Now, this whole scenario may be starting to sound a little familiar. Yeah, I’m looking at you, Jesus. Scholar of religions Mircea Eliade had a few theories as to what Zalmoxis might have been all about: (1) a rite of passage enacted by the Getae, involving ritual rebirth (2) an offshoot of the Pythagorean mystical cult, or (3) yet another in a long string of deities with a death and resurrection myth, pointing at a retelling of an archaic Indo-European proto-religious story that got incorporated into lots of different religions. Dying and being reborn is a pretty popular oeuvre among the celestial set. After Herodotus, Zalmoxis is mentioned here and there by classical philosophers and historians (Strabo, Iamblichus, Aristotle, Plato), but fades into obscurity as the Roman province of Lower Moesia (Romania) started to feel the effects of the expansion of Christianity, where some say it found fertile ground precisely because the death-resurrection theme figured so prominently in the Zalmoxis biography.
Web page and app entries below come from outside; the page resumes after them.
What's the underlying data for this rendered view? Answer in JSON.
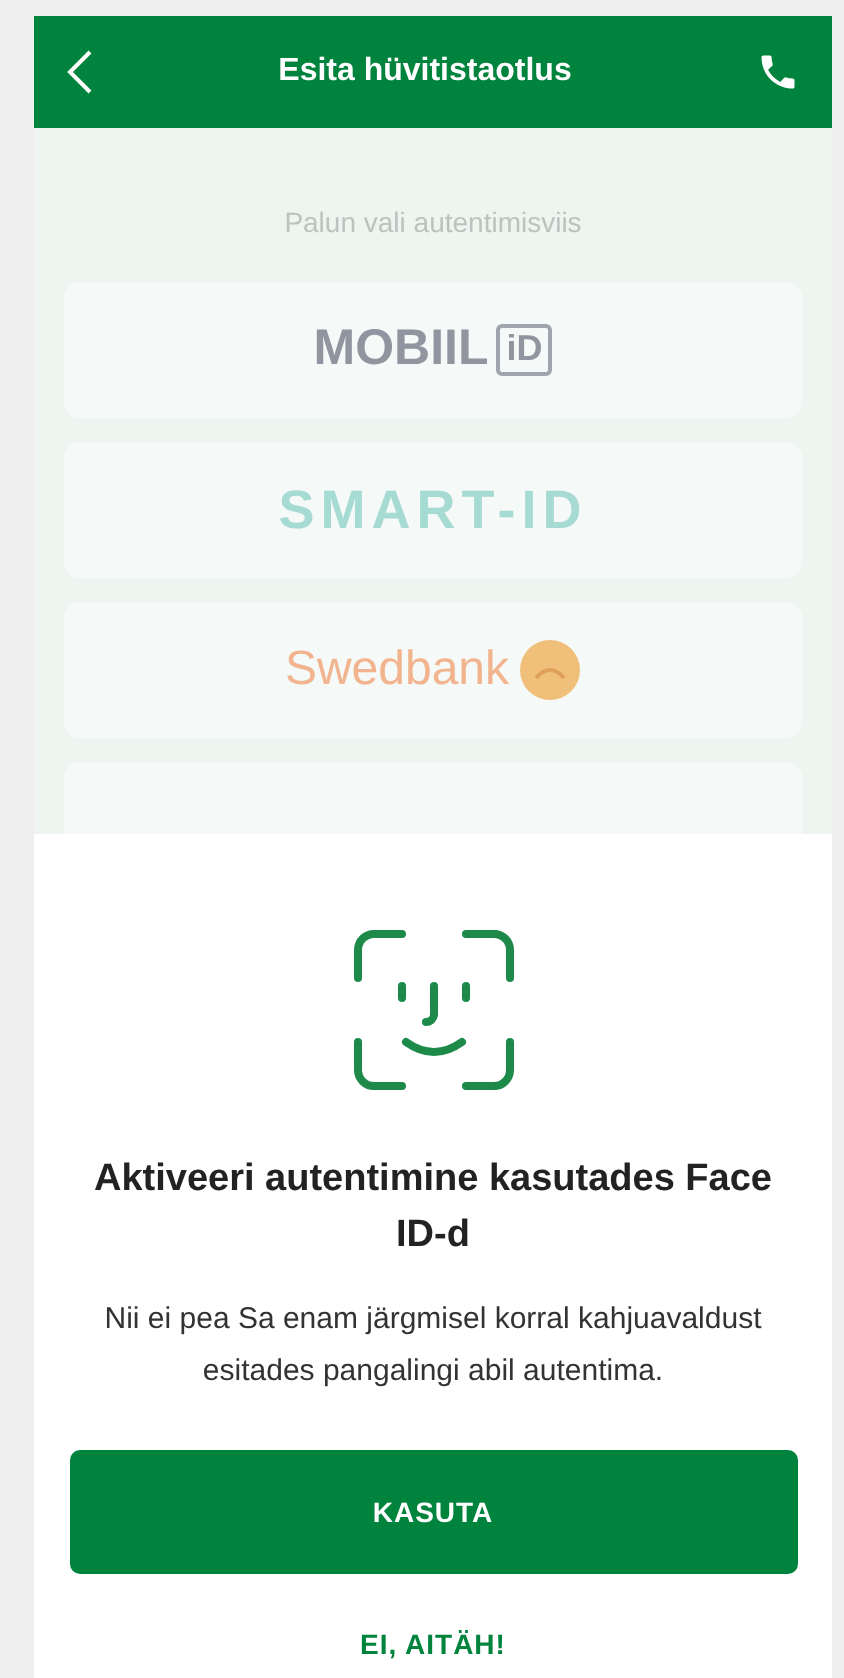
{
  "header": {
    "title": "Esita hüvitistaotlus"
  },
  "prompt": "Palun vali autentimisviis",
  "methods": [
    {
      "kind": "mobiil",
      "label": "MOBIIL",
      "badge": "iD"
    },
    {
      "kind": "smart",
      "label": "SMART-ID"
    },
    {
      "kind": "swedbank",
      "label": "Swedbank"
    },
    {
      "kind": "partial"
    }
  ],
  "sheet": {
    "title": "Aktiveeri autentimine kasutades Face ID-d",
    "text": "Nii ei pea Sa enam järgmisel korral kahjuavaldust esitades pangalingi abil autentima.",
    "primary_button": "KASUTA",
    "secondary_button": "EI, AITÄH!"
  }
}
So, nobody has spent much time worshiping Zalmoxis (or a few thousand other gods) for about two millennia. About the best you can hope for is to get a local dinosaur (Zalmoxes robustus, first found in Transylvania) or album (70’s Romanian rock band Sfinx’s Zalmoxe) named after you. Such is the sad fate of both dead gods and hair-metal bands. And sadly, it seems every deity can eventually expect this sort of ignoble treatment, although religion in general can breathe easy since in its countless variations it will likely soldier on regardless, for as Pearl S. Buck observed, “When men destroy their old gods they will find new ones to take their place”. At any rate, next time you’re playing darts at the bar and somebody loses an eye, raise a little toast to that Getaean god…darn it, what was his name? Oh, yeah. Zalmoxis.
Eliade, Mircea. Zalmoxis, the Vanishing God, University of Chicago Press, 1972.
Herodotus. The History of Herodotus. [Olympic ed.] New York: Tandy-Thomas, 1909.